Using Sensory Adjectives to Write Descriptive Paragraphs

Objectives (SWBAT):

2. Differentiate between strong and weak adjectives for descriptive writing.

3. List sensory adjectives and descriptive phrases for a variety of nouns.

4. Use adjectives and descriptive phrases to write a descriptive paragraph

Supplies:

1. Five Senses Chart

2. Sensory objects (see description and suggestions under the Introduction)

3. Pictures of interesting scenes or landscapes from the Internet or a magazine

Warm up:

• Review the definitions of adjective and noun with students. Remind students that adjectives are words that describe nouns.
• Review the purpose of descriptive writing. Remind students that good descriptive writing helps the reader to form a picture in his/her mind about what is being described.

Introduction:

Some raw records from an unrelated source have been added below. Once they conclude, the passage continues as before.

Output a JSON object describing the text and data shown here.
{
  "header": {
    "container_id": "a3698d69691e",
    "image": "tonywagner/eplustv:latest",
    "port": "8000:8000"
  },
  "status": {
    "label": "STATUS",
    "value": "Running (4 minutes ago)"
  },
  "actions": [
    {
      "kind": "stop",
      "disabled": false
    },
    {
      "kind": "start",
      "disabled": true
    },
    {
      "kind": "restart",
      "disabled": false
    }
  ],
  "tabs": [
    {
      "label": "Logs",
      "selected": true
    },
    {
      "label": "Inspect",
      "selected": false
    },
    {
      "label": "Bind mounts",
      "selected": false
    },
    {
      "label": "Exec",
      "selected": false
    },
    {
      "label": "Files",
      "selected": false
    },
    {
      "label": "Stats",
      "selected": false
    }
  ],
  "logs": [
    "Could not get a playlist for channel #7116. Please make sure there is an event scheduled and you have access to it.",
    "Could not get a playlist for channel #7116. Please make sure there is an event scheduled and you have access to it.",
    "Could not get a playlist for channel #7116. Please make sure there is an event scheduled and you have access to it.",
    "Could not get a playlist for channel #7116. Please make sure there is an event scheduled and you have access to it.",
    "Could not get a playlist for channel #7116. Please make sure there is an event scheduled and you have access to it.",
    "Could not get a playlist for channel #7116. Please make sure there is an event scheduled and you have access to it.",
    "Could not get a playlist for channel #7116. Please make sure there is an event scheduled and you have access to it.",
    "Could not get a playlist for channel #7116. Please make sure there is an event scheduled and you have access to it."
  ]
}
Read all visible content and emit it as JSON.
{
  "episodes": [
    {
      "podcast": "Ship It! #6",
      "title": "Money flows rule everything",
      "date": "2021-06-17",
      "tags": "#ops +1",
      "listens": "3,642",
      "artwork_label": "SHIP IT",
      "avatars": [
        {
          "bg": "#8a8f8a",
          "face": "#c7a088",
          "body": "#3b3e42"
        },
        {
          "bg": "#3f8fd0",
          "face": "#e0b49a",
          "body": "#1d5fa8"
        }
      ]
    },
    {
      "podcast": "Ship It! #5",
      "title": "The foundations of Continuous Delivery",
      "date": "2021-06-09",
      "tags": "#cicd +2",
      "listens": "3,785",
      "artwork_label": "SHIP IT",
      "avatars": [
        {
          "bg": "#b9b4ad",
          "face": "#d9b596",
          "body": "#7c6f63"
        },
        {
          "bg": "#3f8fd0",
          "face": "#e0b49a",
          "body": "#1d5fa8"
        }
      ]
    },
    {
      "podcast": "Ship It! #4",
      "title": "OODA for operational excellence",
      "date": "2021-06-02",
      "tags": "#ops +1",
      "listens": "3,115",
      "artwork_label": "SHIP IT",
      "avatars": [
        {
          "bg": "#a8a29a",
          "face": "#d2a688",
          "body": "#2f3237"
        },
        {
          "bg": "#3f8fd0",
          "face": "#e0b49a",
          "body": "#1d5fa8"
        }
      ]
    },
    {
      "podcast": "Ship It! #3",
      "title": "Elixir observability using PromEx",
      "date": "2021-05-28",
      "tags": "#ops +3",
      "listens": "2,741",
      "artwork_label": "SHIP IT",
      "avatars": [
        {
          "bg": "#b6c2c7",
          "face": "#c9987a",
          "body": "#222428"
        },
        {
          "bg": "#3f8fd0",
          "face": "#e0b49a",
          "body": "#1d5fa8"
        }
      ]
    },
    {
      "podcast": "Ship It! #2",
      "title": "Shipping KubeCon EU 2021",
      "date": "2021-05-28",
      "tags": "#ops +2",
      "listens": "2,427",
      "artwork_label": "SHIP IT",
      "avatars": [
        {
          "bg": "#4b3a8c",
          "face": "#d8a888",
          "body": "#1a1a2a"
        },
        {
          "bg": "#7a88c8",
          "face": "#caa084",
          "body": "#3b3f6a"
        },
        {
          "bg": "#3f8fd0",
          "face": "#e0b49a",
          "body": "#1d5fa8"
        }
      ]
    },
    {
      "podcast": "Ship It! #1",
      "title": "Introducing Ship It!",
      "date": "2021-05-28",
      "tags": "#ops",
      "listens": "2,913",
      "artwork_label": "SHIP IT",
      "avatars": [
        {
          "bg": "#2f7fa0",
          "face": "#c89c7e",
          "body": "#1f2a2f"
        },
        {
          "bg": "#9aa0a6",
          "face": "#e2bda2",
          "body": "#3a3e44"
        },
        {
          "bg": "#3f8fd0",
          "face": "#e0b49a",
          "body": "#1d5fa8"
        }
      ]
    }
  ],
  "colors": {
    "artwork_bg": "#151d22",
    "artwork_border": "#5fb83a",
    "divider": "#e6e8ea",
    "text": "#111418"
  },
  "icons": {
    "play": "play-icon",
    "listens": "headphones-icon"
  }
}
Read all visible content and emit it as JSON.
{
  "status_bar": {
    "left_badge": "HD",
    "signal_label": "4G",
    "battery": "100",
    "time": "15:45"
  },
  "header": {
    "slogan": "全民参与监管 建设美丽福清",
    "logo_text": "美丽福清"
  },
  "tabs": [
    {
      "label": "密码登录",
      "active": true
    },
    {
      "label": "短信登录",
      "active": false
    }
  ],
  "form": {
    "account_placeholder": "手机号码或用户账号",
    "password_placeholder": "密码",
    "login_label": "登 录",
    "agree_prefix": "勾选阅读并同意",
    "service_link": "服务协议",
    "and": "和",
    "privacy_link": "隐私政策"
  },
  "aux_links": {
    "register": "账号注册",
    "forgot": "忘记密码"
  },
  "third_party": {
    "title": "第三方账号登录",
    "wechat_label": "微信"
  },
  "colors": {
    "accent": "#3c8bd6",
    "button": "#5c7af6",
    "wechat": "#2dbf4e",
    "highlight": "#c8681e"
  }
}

• Make a T-Chart on the board and put Nouns at the top of one column and Adjectives at the top of the other.
• Ask students to give you an example of a noun to put in the first column. Then ask students to list as many adjectives as they can to describe that noun. (Example: Michael Jordan- famous, rich, bald, talented, athletic, entrepreneurial, tall, competitive)
• Repeat several times using different types of nouns (i.e. use a person, a place and a thing).
• Bring some sensory objects into class for the students to look at, touch, smell, etc. These should be objects that appeal to more than one sense. Some suggested sensory objects: a brightly colored silk scarf, a pinecone, an abalone shell, or a dish of potpourri.
• Write a very generic sentence on the board to describe one of the objects. For example, “The shell is pretty.” Ask students if the sentence effectively describes the object. When the students say no, challenge them to write 1 or 2 better sentences using strong descriptive adjectives.

Guided Practice:

• If necessary, quickly go over what is meant by the five senses. Then distribute the Five Senses Chart.
• Explain that sensory adjectives are adjectives that appeal to the five senses. They are words that describe the way a noun smells, sounds, feels, tastes and looks.
• Give students four nouns to put into the chart. Some suggested nouns to use: chocolate, rose, fire, and grass. Direct students to fill in each column of the chart with an adjective or descriptive phrase for the noun. Encourage them to use strong, concrete adjectives for this activity. It can be useful to have some dictionaries and/or thesauruses on hand in the classroom.
• Share the completed charts in small groups or with the whole class.

Independent Practice:

• Find some pictures of interesting scenes or landscapes. Try using National Geographic magazines. Gather enough pictures so that you have one for each student.
• Direct the students to write a descriptive paragraph using the picture they are given.  Students should imagine themselves in the picture. Tell them to describe what they see; what they smell; what they hear; what they taste; and what they touch.

Extension:

• Display the pictures around the classroom. Read aloud or distribute copies of the descriptive paragraphs. Have the students match the paragraphs with the correct picture.